Could the FTC’s proposed rule on non-compete agreements mean the end of employers preventing employees from accepting new work?
The Federal Trade Commission (FTC) recently proposed a new rule which would ban non-compete agreements between employers and workers. The rule would impact employees, contractors and other workers.
As of 1/13/2023, the rule is still being considered, and before adoption, the rule is subject to a 60-day comment period.
This proposed rule is based on the FTC’s preliminary finding that non-compete agreements constitute an unfair method of competition. The FTC defines non-compete clauses as “a contractual term between an employer and a worker that prevents the worker from seeking or accepting employment with a person, or operating a business, after the conclusion of the worker’s employment.”

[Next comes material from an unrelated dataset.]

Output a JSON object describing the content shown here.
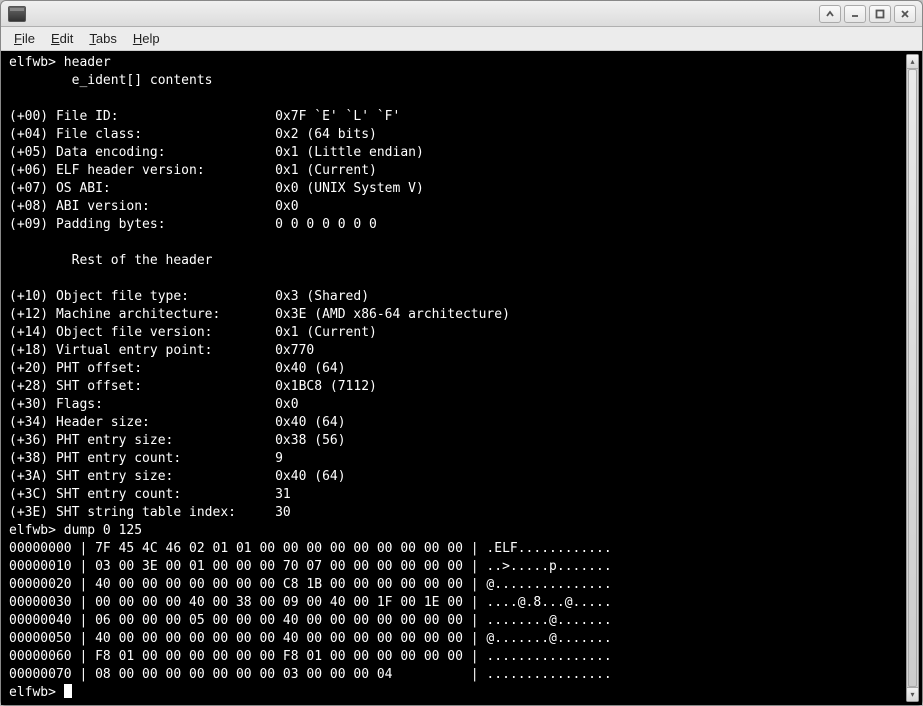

Further, the rule prohibits broad non-disclosure agreements, stating the agreements “effectively preclude a worker from working in the same field” after separation.
Notably, the FTC’s proposed rule does not prohibit agreements that restrict outside work by employees during their term of work for their employer. However, the rule provides one exception for enforcement of non-compete agreements related to the sale of a business (or sale of a person’s ownership interest in a business) when the person restricted by the agreement is a “substantial owner [owning at least 25 percent of]...the business entity measured at the time the person enters into the non-compete clause.”
The rule does not currently provide exclusions for management, executives or other workers who are privileged to trade secret or highly confidential information.
Although the FTC’s rule is not final, employers should review their current policies, procedures, hiring processes and other agreements containing non-compete, non-solicitation and/or confidentiality provisions. In addition, employers may have an affirmative duty to rescind and inform workers that such agreements are unenforceable.
It is recommended that employers take a careful look at any intellectual property or trade secret provisions. If the rule is implemented, these provisions become one of the most useful tools available to employers.
About the Authors
Randal R. Cole is a Member with Dawda, Mann, Mulcahy & Sadler, PLC. Prior to receiving his law degree, he worked for a management consulting firm which led him into employment and labor law where he has significant experience defending employers against employment claims. His litigation includes a broad spectrum of areas. He may be reached at at 248-642-3700.
Alexander Masson is an Associate at Dawda, Mann, Mulcahy & Sadler, PLC. He concentrates his practice in labor and employment, business litigation, real estate development, and corporate law. He may be reached at at 248-642-3700.